__Problem details__. Could you set down the listing below exactly, leaving out its pictures?

-- Raw data follows --

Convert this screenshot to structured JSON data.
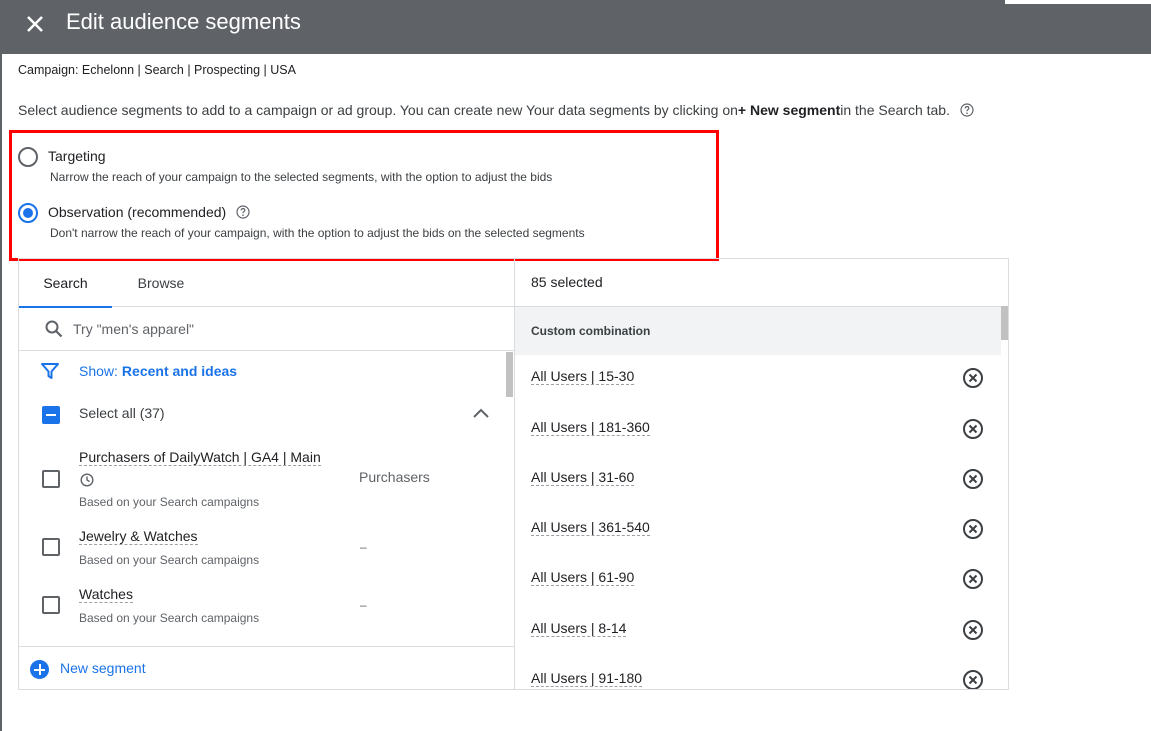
{
  "header": {
    "title": "Edit audience segments",
    "close_icon": "close-icon"
  },
  "campaign_line": "Campaign: Echelonn | Search | Prospecting | USA",
  "instructions": {
    "before": "Select audience segments to add to a campaign or ad group. You can create new Your data segments by clicking on ",
    "bold": "+ New segment",
    "after": " in the Search tab."
  },
  "mode": {
    "selected": "observation",
    "targeting": {
      "label": "Targeting",
      "description": "Narrow the reach of your campaign to the selected segments, with the option to adjust the bids"
    },
    "observation": {
      "label": "Observation (recommended)",
      "description": "Don't narrow the reach of your campaign, with the option to adjust the bids on the selected segments"
    }
  },
  "tabs": {
    "search": "Search",
    "browse": "Browse",
    "active": "search"
  },
  "search": {
    "placeholder": "Try \"men's apparel\""
  },
  "filter": {
    "label": "Show:",
    "value": "Recent and ideas"
  },
  "select_all": {
    "label": "Select all (37)"
  },
  "segments": [
    {
      "title": "Purchasers of DailyWatch | GA4 | Main",
      "subtitle": "Based on your Search campaigns",
      "column": "Purchasers",
      "icon": "clock-icon"
    },
    {
      "title": "Jewelry & Watches",
      "subtitle": "Based on your Search campaigns",
      "column": "–"
    },
    {
      "title": "Watches",
      "subtitle": "Based on your Search campaigns",
      "column": "–"
    }
  ],
  "new_segment": {
    "label": "New segment"
  },
  "selected_panel": {
    "count_label": "85 selected",
    "group_header": "Custom combination",
    "items": [
      "All Users | 15-30",
      "All Users | 181-360",
      "All Users | 31-60",
      "All Users | 361-540",
      "All Users | 61-90",
      "All Users | 8-14",
      "All Users | 91-180"
    ]
  },
  "colors": {
    "header_bg": "#5f6368",
    "accent": "#1a73e8",
    "highlight_box": "#ff0000"
  }
}
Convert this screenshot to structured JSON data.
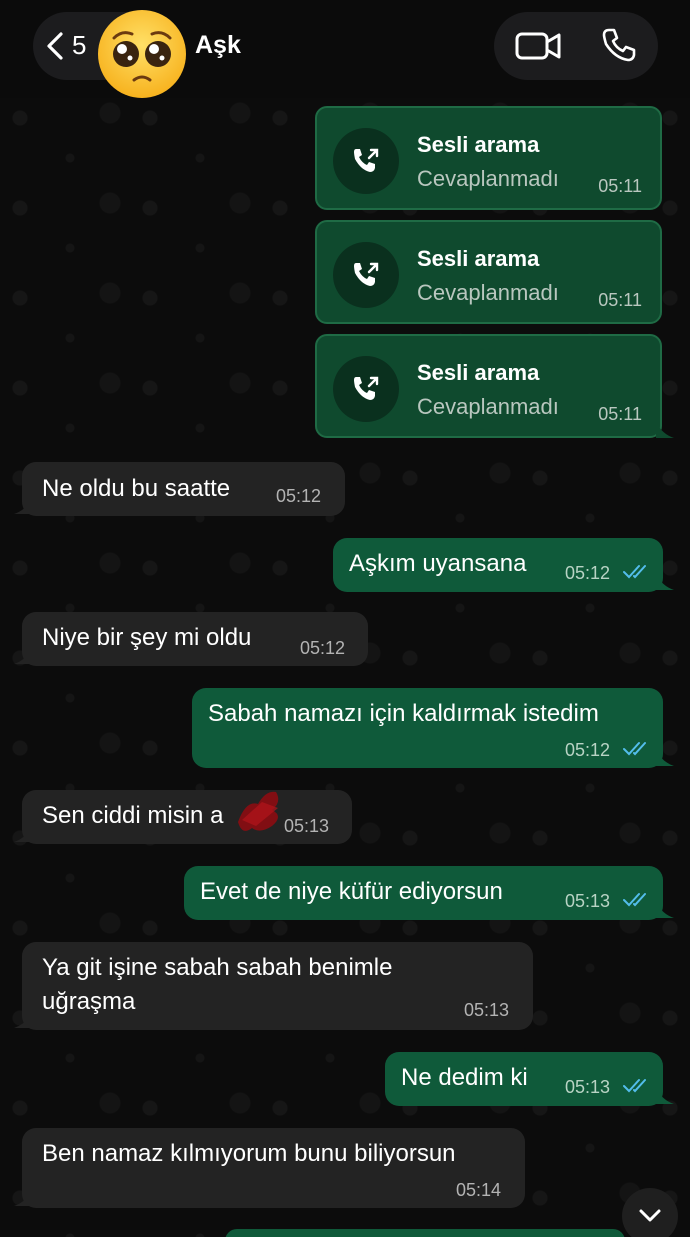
{
  "header": {
    "back_count": "5",
    "contact_name": "Aşk",
    "avatar_icon": "pleading-face-emoji",
    "video_icon": "video-camera-icon",
    "phone_icon": "phone-icon"
  },
  "calls": [
    {
      "title": "Sesli arama",
      "status": "Cevaplanmadı",
      "time": "05:11"
    },
    {
      "title": "Sesli arama",
      "status": "Cevaplanmadı",
      "time": "05:11"
    },
    {
      "title": "Sesli arama",
      "status": "Cevaplanmadı",
      "time": "05:11"
    }
  ],
  "messages": [
    {
      "dir": "in",
      "text": "Ne oldu bu saatte",
      "time": "05:12"
    },
    {
      "dir": "out",
      "text": "Aşkım uyansana",
      "time": "05:12"
    },
    {
      "dir": "in",
      "text": "Niye bir şey mi oldu",
      "time": "05:12"
    },
    {
      "dir": "out",
      "text": "Sabah namazı için kaldırmak istedim",
      "time": "05:12"
    },
    {
      "dir": "in",
      "text": "Sen ciddi misin a",
      "time": "05:13"
    },
    {
      "dir": "out",
      "text": "Evet de niye küfür ediyorsun",
      "time": "05:13"
    },
    {
      "dir": "in",
      "text": "Ya git işine sabah sabah benimle",
      "text2": "uğraşma",
      "time": "05:13"
    },
    {
      "dir": "out",
      "text": "Ne dedim ki",
      "time": "05:13"
    },
    {
      "dir": "in",
      "text": "Ben namaz kılmıyorum bunu biliyorsun",
      "time": "05:14"
    }
  ],
  "colors": {
    "outgoing_bubble": "#0f5a3a",
    "incoming_bubble": "#232323",
    "read_ticks": "#53bdeb"
  }
}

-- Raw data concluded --

__Written response__.
Convert this screenshot to structured JSON data.
{
  "header": {
    "title": "Edit audience segments",
    "close_icon": "close-icon"
  },
  "campaign_line": "Campaign: Echelonn | Search | Prospecting | USA",
  "instructions": {
    "before": "Select audience segments to add to a campaign or ad group. You can create new Your data segments by clicking on ",
    "bold": "+ New segment",
    "after": " in the Search tab."
  },
  "mode": {
    "selected": "observation",
    "targeting": {
      "label": "Targeting",
      "description": "Narrow the reach of your campaign to the selected segments, with the option to adjust the bids"
    },
    "observation": {
      "label": "Observation (recommended)",
      "description": "Don't narrow the reach of your campaign, with the option to adjust the bids on the selected segments"
    }
  },
  "tabs": {
    "search": "Search",
    "browse": "Browse",
    "active": "search"
  },
  "search": {
    "placeholder": "Try \"men's apparel\""
  },
  "filter": {
    "label": "Show:",
    "value": "Recent and ideas"
  },
  "select_all": {
    "label": "Select all (37)"
  },
  "segments": [
    {
      "title": "Purchasers of DailyWatch | GA4 | Main",
      "subtitle": "Based on your Search campaigns",
      "column": "Purchasers",
      "icon": "clock-icon"
    },
    {
      "title": "Jewelry & Watches",
      "subtitle": "Based on your Search campaigns",
      "column": "–"
    },
    {
      "title": "Watches",
      "subtitle": "Based on your Search campaigns",
      "column": "–"
    }
  ],
  "new_segment": {
    "label": "New segment"
  },
  "selected_panel": {
    "count_label": "85 selected",
    "group_header": "Custom combination",
    "items": [
      "All Users | 15-30",
      "All Users | 181-360",
      "All Users | 31-60",
      "All Users | 361-540",
      "All Users | 61-90",
      "All Users | 8-14",
      "All Users | 91-180"
    ]
  },
  "colors": {
    "header_bg": "#5f6368",
    "accent": "#1a73e8",
    "highlight_box": "#ff0000"
  }
}
Convert this screenshot to structured JSON data.
{
  "header": {
    "back_count": "5",
    "contact_name": "Aşk",
    "avatar_icon": "pleading-face-emoji",
    "video_icon": "video-camera-icon",
    "phone_icon": "phone-icon"
  },
  "calls": [
    {
      "title": "Sesli arama",
      "status": "Cevaplanmadı",
      "time": "05:11"
    },
    {
      "title": "Sesli arama",
      "status": "Cevaplanmadı",
      "time": "05:11"
    },
    {
      "title": "Sesli arama",
      "status": "Cevaplanmadı",
      "time": "05:11"
    }
  ],
  "messages": [
    {
      "dir": "in",
      "text": "Ne oldu bu saatte",
      "time": "05:12"
    },
    {
      "dir": "out",
      "text": "Aşkım uyansana",
      "time": "05:12"
    },
    {
      "dir": "in",
      "text": "Niye bir şey mi oldu",
      "time": "05:12"
    },
    {
      "dir": "out",
      "text": "Sabah namazı için kaldırmak istedim",
      "time": "05:12"
    },
    {
      "dir": "in",
      "text": "Sen ciddi misin a",
      "time": "05:13"
    },
    {
      "dir": "out",
      "text": "Evet de niye küfür ediyorsun",
      "time": "05:13"
    },
    {
      "dir": "in",
      "text": "Ya git işine sabah sabah benimle",
      "text2": "uğraşma",
      "time": "05:13"
    },
    {
      "dir": "out",
      "text": "Ne dedim ki",
      "time": "05:13"
    },
    {
      "dir": "in",
      "text": "Ben namaz kılmıyorum bunu biliyorsun",
      "time": "05:14"
    }
  ],
  "colors": {
    "outgoing_bubble": "#0f5a3a",
    "incoming_bubble": "#232323",
    "read_ticks": "#53bdeb"
  }
}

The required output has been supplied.